Lauren's 2005 group therapist told Mummy that Lauren had confirmed her diary claims in group sessions.
However, Mummy had already signed an agreement with Ivor that the Jacobsons could control Lauren's R9-million life insurance payout as trustees for the children, if Ivor was able to recover the money.
The Insurer, MetLife, initially contested the claim due to unpaid instalments, but Ivor negotiated the release of the full amount.
Mummy – newly enraged by the diary claims – launched a legal challenge which resulted in such a blizzard of litigation that, by 2008, MetLife stated to court: "MetLife cannot determine whether the proceeds are payable to Patrick, Ivor, Joan, (Susan) or (Nancy) – it has no interest in the controversy between the defendants."
Joan won the tussle as a third litigant.
This week, Ivor alleged: "This entire saga – which beggars belief – is about [the Mummys'] revenge at not getting the money they wanted and which we are now safely holding in trust for the children."
Incredibly, the feud turned nastier.
Mummy's lawyers required that Ivor submit to a "psychosexual evaluation", which was supposed to include "phallometry assessing arousal pattern", which can involve the use of an inflatable cuff on the penis and other measures to determine a subject's sexual interest in pictures shown to him. The results were inconclusive.
Ivor said: "The three tests they used on me are used only for convicted sex felons – the indignity was appalling."
However, Benke stated that, while the evaluations were under way, Ivor asked an "attorney service" to investigate Mummy's new wife, digging up a confidential evaluation from her previous divorce.
Benke marvelled: "Although the evaluation was labelled "confidential," [Ivor's] counsel reviewed it and discovered that [Mummy's new wife] had herself been molested as a child by her stepfather."
One lower court found that this history had unduly influenced Mummy to jump to conclusions and added: "Patrick's concerns about Ivor [are] not rational."
This week, Ivor insisted that the confidential report was unearthed "completely by accident". A court-appointed psychologist, Dr Clark Clipson, found "no substantial risk of sexual abuse" with Ivor, which helped him win visitation rights in the superior court.
Ivor claimed this victory – which had forced Mummy, over his fierce objections, to allow unsupervised weekend visitation to the Jacobsons and also 10 days over summer – had set a "legal precedent for grandparents around California".
Michael Kelly, a professor of family law at the University of San Diego, said the superior court's ruling was "very unusual", but said it had not supplanted the supreme court precedent, set by the Troxel v Granville case in 2000.
Kelly said of the Jacobson case: "It is very rare for grandparents to override a parental decision; it must have taken a lot for that judge to have stepped outside of sync with Troxel."
But Benke found that Mummy's rights, as a fit parent, to decide who posed risks to his children overrode all else.
Kelly said Benke's ruling was "in line" with the supreme court.
Mummy said: "I acknowledge the possibility" that Lauren's abuse claims from the grave were false – "but I don't believe it".
He said: "Ivor is manipulative.

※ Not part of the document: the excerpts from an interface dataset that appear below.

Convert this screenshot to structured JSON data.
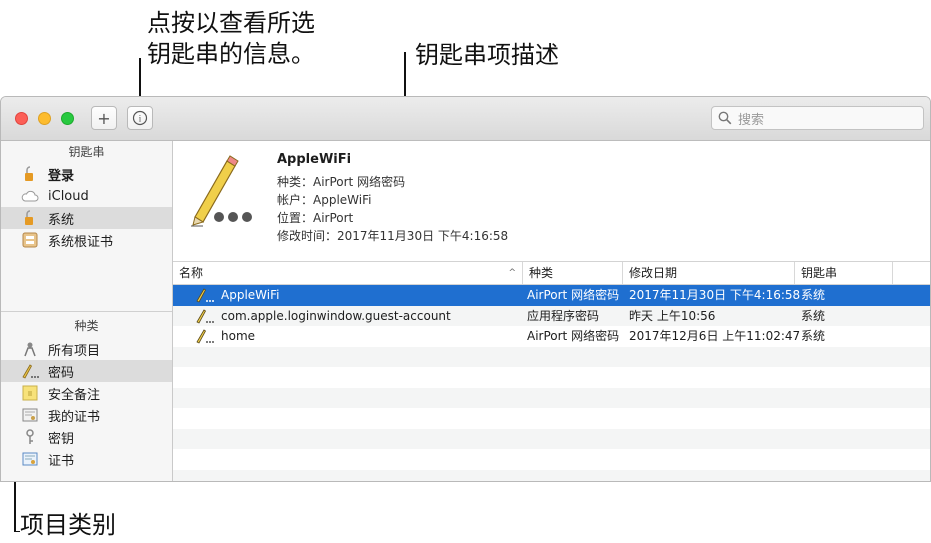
{
  "callouts": {
    "info_button": {
      "line1": "点按以查看所选",
      "line2": "钥匙串的信息。"
    },
    "item_description": "钥匙串项描述",
    "item_category": "项目类别"
  },
  "toolbar": {
    "add_label": "+",
    "info_label": "i",
    "search_placeholder": "搜索"
  },
  "sidebar": {
    "keychains_header": "钥匙串",
    "keychains": [
      {
        "label": "登录",
        "icon": "lock-open-icon"
      },
      {
        "label": "iCloud",
        "icon": "cloud-icon"
      },
      {
        "label": "系统",
        "icon": "lock-open-icon"
      },
      {
        "label": "系统根证书",
        "icon": "certificate-cabinet-icon"
      }
    ],
    "category_header": "种类",
    "categories": [
      {
        "label": "所有项目",
        "icon": "people-icon"
      },
      {
        "label": "密码",
        "icon": "pen-icon"
      },
      {
        "label": "安全备注",
        "icon": "note-icon"
      },
      {
        "label": "我的证书",
        "icon": "certificate-icon"
      },
      {
        "label": "密钥",
        "icon": "key-icon"
      },
      {
        "label": "证书",
        "icon": "certificate-icon"
      }
    ]
  },
  "info": {
    "title": "AppleWiFi",
    "kind": "种类：AirPort 网络密码",
    "account": "帐户：AppleWiFi",
    "where": "位置：AirPort",
    "modified": "修改时间：2017年11月30日 下午4:16:58"
  },
  "table": {
    "columns": {
      "name": "名称",
      "kind": "种类",
      "date": "修改日期",
      "keychain": "钥匙串"
    },
    "sort_indicator": "^",
    "rows": [
      {
        "name": "AppleWiFi",
        "kind": "AirPort 网络密码",
        "date": "2017年11月30日 下午4:16:58",
        "keychain": "系统"
      },
      {
        "name": "com.apple.loginwindow.guest-account",
        "kind": "应用程序密码",
        "date": "昨天 上午10:56",
        "keychain": "系统"
      },
      {
        "name": "home",
        "kind": "AirPort 网络密码",
        "date": "2017年12月6日 上午11:02:47",
        "keychain": "系统"
      }
    ]
  },
  "colors": {
    "selection": "#1f6fd0",
    "alt_row": "#f4f5f5"
  }
}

Now he says the children will be robbed of their South African heritage. We speak about [Lauren] every day and I will take them to South Africa when they're older. After six years of this nightmare, hopefully we can move on."
An emotional Ivor told the M&G: "No one disputes that my late daughter made those sad, retracted statements during a very troubled time in her life. I made a promise to Lauren that we would protect and care for her children. And now …"
Joan said they were allowed no physical or telephone contact with their grandchildren and that birthday gifts had been returned.
She said: "[The ruling] brought back all the terror of the last six years and the tragedy to know that we will never see [Susan] and [Nancy] again."